▶ [Work instruction]: Exact duplicates of all the records are needed.

** Provided records follows **

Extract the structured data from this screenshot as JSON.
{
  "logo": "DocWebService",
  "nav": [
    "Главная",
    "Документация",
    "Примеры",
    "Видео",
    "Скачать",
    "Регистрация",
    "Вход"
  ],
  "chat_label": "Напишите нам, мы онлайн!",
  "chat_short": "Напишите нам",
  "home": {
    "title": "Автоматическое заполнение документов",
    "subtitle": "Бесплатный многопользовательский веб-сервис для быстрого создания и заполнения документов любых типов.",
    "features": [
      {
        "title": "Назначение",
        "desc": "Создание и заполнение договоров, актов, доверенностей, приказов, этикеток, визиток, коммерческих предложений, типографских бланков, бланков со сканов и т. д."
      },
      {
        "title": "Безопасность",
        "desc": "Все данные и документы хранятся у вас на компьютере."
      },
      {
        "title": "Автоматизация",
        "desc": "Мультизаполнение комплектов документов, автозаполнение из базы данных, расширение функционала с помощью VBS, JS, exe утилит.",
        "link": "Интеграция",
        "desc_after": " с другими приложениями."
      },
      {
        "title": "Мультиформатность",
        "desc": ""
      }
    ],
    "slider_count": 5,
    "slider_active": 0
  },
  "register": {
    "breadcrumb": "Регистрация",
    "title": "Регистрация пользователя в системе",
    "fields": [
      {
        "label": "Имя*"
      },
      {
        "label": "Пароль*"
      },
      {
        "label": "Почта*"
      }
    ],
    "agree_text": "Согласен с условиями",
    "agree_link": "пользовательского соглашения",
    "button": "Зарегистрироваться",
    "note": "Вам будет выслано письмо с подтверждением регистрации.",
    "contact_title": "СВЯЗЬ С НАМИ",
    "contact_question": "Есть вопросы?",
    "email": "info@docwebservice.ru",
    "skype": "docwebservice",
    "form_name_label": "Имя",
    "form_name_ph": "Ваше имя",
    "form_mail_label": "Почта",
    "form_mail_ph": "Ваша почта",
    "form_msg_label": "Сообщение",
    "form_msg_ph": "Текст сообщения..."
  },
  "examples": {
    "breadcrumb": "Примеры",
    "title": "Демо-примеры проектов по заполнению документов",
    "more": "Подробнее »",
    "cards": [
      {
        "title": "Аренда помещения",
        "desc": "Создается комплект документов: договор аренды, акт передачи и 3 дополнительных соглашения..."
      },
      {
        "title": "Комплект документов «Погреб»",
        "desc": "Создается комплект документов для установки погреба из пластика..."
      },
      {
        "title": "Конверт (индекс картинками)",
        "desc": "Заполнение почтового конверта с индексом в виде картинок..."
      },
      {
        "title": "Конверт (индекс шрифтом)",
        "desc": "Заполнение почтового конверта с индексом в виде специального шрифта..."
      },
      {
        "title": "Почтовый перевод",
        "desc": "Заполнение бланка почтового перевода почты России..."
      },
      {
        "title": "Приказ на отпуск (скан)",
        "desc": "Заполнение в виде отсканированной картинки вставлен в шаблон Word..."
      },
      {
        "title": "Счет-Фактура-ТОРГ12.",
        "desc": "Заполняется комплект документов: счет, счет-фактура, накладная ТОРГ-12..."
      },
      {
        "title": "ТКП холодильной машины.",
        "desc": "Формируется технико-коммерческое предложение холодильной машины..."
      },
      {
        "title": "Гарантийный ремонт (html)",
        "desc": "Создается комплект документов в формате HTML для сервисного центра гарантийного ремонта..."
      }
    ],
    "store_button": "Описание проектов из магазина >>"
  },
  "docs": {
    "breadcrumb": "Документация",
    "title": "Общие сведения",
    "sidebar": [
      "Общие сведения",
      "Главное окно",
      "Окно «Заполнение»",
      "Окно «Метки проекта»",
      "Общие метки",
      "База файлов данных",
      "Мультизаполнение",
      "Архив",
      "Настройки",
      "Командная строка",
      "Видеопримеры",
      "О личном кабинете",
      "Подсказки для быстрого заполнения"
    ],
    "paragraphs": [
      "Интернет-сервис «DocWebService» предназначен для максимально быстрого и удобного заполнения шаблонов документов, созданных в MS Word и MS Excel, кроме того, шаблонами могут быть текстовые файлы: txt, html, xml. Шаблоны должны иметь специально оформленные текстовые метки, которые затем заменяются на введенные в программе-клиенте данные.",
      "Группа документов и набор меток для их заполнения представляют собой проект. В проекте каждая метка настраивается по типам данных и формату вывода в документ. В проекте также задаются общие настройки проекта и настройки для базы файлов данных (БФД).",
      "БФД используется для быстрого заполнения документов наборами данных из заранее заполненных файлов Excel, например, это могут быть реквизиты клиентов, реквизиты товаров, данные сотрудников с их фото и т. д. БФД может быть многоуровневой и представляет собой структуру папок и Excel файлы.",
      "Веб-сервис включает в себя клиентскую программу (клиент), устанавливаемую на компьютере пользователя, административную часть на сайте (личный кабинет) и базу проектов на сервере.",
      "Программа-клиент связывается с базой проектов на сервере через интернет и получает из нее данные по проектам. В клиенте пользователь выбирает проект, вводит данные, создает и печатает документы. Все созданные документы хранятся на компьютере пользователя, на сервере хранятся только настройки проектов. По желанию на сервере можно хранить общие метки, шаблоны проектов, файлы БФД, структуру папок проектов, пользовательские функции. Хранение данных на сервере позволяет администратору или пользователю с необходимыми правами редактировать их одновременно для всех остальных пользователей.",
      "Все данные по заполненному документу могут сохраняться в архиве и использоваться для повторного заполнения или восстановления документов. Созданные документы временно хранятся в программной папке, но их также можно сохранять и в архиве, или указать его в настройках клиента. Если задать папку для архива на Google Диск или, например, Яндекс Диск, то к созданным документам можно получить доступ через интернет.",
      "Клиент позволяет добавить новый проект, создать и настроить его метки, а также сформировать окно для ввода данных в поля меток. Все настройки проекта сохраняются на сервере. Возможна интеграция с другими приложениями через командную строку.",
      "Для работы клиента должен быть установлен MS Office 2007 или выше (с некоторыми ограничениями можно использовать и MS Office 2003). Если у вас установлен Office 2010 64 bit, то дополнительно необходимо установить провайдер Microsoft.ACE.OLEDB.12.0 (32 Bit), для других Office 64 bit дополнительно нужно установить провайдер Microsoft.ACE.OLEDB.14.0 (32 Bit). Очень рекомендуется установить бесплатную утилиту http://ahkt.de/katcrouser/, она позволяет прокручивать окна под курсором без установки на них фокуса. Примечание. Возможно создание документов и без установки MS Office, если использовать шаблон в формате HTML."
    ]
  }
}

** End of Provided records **

▶ [Answer to this exercise]:
Extract the structured data from this screenshot as JSON.
{
  "logo": "DocWebService",
  "nav": [
    "Главная",
    "Документация",
    "Примеры",
    "Видео",
    "Скачать",
    "Регистрация",
    "Вход"
  ],
  "chat_label": "Напишите нам, мы онлайн!",
  "chat_short": "Напишите нам",
  "home": {
    "title": "Автоматическое заполнение документов",
    "subtitle": "Бесплатный многопользовательский веб-сервис для быстрого создания и заполнения документов любых типов.",
    "features": [
      {
        "title": "Назначение",
        "desc": "Создание и заполнение договоров, актов, доверенностей, приказов, этикеток, визиток, коммерческих предложений, типографских бланков, бланков со сканов и т. д."
      },
      {
        "title": "Безопасность",
        "desc": "Все данные и документы хранятся у вас на компьютере."
      },
      {
        "title": "Автоматизация",
        "desc": "Мультизаполнение комплектов документов, автозаполнение из базы данных, расширение функционала с помощью VBS, JS, exe утилит.",
        "link": "Интеграция",
        "desc_after": " с другими приложениями."
      },
      {
        "title": "Мультиформатность",
        "desc": ""
      }
    ],
    "slider_count": 5,
    "slider_active": 0
  },
  "register": {
    "breadcrumb": "Регистрация",
    "title": "Регистрация пользователя в системе",
    "fields": [
      {
        "label": "Имя*"
      },
      {
        "label": "Пароль*"
      },
      {
        "label": "Почта*"
      }
    ],
    "agree_text": "Согласен с условиями",
    "agree_link": "пользовательского соглашения",
    "button": "Зарегистрироваться",
    "note": "Вам будет выслано письмо с подтверждением регистрации.",
    "contact_title": "СВЯЗЬ С НАМИ",
    "contact_question": "Есть вопросы?",
    "email": "info@docwebservice.ru",
    "skype": "docwebservice",
    "form_name_label": "Имя",
    "form_name_ph": "Ваше имя",
    "form_mail_label": "Почта",
    "form_mail_ph": "Ваша почта",
    "form_msg_label": "Сообщение",
    "form_msg_ph": "Текст сообщения..."
  },
  "examples": {
    "breadcrumb": "Примеры",
    "title": "Демо-примеры проектов по заполнению документов",
    "more": "Подробнее »",
    "cards": [
      {
        "title": "Аренда помещения",
        "desc": "Создается комплект документов: договор аренды, акт передачи и 3 дополнительных соглашения..."
      },
      {
        "title": "Комплект документов «Погреб»",
        "desc": "Создается комплект документов для установки погреба из пластика..."
      },
      {
        "title": "Конверт (индекс картинками)",
        "desc": "Заполнение почтового конверта с индексом в виде картинок..."
      },
      {
        "title": "Конверт (индекс шрифтом)",
        "desc": "Заполнение почтового конверта с индексом в виде специального шрифта..."
      },
      {
        "title": "Почтовый перевод",
        "desc": "Заполнение бланка почтового перевода почты России..."
      },
      {
        "title": "Приказ на отпуск (скан)",
        "desc": "Заполнение в виде отсканированной картинки вставлен в шаблон Word..."
      },
      {
        "title": "Счет-Фактура-ТОРГ12.",
        "desc": "Заполняется комплект документов: счет, счет-фактура, накладная ТОРГ-12..."
      },
      {
        "title": "ТКП холодильной машины.",
        "desc": "Формируется технико-коммерческое предложение холодильной машины..."
      },
      {
        "title": "Гарантийный ремонт (html)",
        "desc": "Создается комплект документов в формате HTML для сервисного центра гарантийного ремонта..."
      }
    ],
    "store_button": "Описание проектов из магазина >>"
  },
  "docs": {
    "breadcrumb": "Документация",
    "title": "Общие сведения",
    "sidebar": [
      "Общие сведения",
      "Главное окно",
      "Окно «Заполнение»",
      "Окно «Метки проекта»",
      "Общие метки",
      "База файлов данных",
      "Мультизаполнение",
      "Архив",
      "Настройки",
      "Командная строка",
      "Видеопримеры",
      "О личном кабинете",
      "Подсказки для быстрого заполнения"
    ],
    "paragraphs": [
      "Интернет-сервис «DocWebService» предназначен для максимально быстрого и удобного заполнения шаблонов документов, созданных в MS Word и MS Excel, кроме того, шаблонами могут быть текстовые файлы: txt, html, xml. Шаблоны должны иметь специально оформленные текстовые метки, которые затем заменяются на введенные в программе-клиенте данные.",
      "Группа документов и набор меток для их заполнения представляют собой проект. В проекте каждая метка настраивается по типам данных и формату вывода в документ. В проекте также задаются общие настройки проекта и настройки для базы файлов данных (БФД).",
      "БФД используется для быстрого заполнения документов наборами данных из заранее заполненных файлов Excel, например, это могут быть реквизиты клиентов, реквизиты товаров, данные сотрудников с их фото и т. д. БФД может быть многоуровневой и представляет собой структуру папок и Excel файлы.",
      "Веб-сервис включает в себя клиентскую программу (клиент), устанавливаемую на компьютере пользователя, административную часть на сайте (личный кабинет) и базу проектов на сервере.",
      "Программа-клиент связывается с базой проектов на сервере через интернет и получает из нее данные по проектам. В клиенте пользователь выбирает проект, вводит данные, создает и печатает документы. Все созданные документы хранятся на компьютере пользователя, на сервере хранятся только настройки проектов. По желанию на сервере можно хранить общие метки, шаблоны проектов, файлы БФД, структуру папок проектов, пользовательские функции. Хранение данных на сервере позволяет администратору или пользователю с необходимыми правами редактировать их одновременно для всех остальных пользователей.",
      "Все данные по заполненному документу могут сохраняться в архиве и использоваться для повторного заполнения или восстановления документов. Созданные документы временно хранятся в программной папке, но их также можно сохранять и в архиве, или указать его в настройках клиента. Если задать папку для архива на Google Диск или, например, Яндекс Диск, то к созданным документам можно получить доступ через интернет.",
      "Клиент позволяет добавить новый проект, создать и настроить его метки, а также сформировать окно для ввода данных в поля меток. Все настройки проекта сохраняются на сервере. Возможна интеграция с другими приложениями через командную строку.",
      "Для работы клиента должен быть установлен MS Office 2007 или выше (с некоторыми ограничениями можно использовать и MS Office 2003). Если у вас установлен Office 2010 64 bit, то дополнительно необходимо установить провайдер Microsoft.ACE.OLEDB.12.0 (32 Bit), для других Office 64 bit дополнительно нужно установить провайдер Microsoft.ACE.OLEDB.14.0 (32 Bit). Очень рекомендуется установить бесплатную утилиту http://ahkt.de/katcrouser/, она позволяет прокручивать окна под курсором без установки на них фокуса. Примечание. Возможно создание документов и без установки MS Office, если использовать шаблон в формате HTML."
    ]
  }
}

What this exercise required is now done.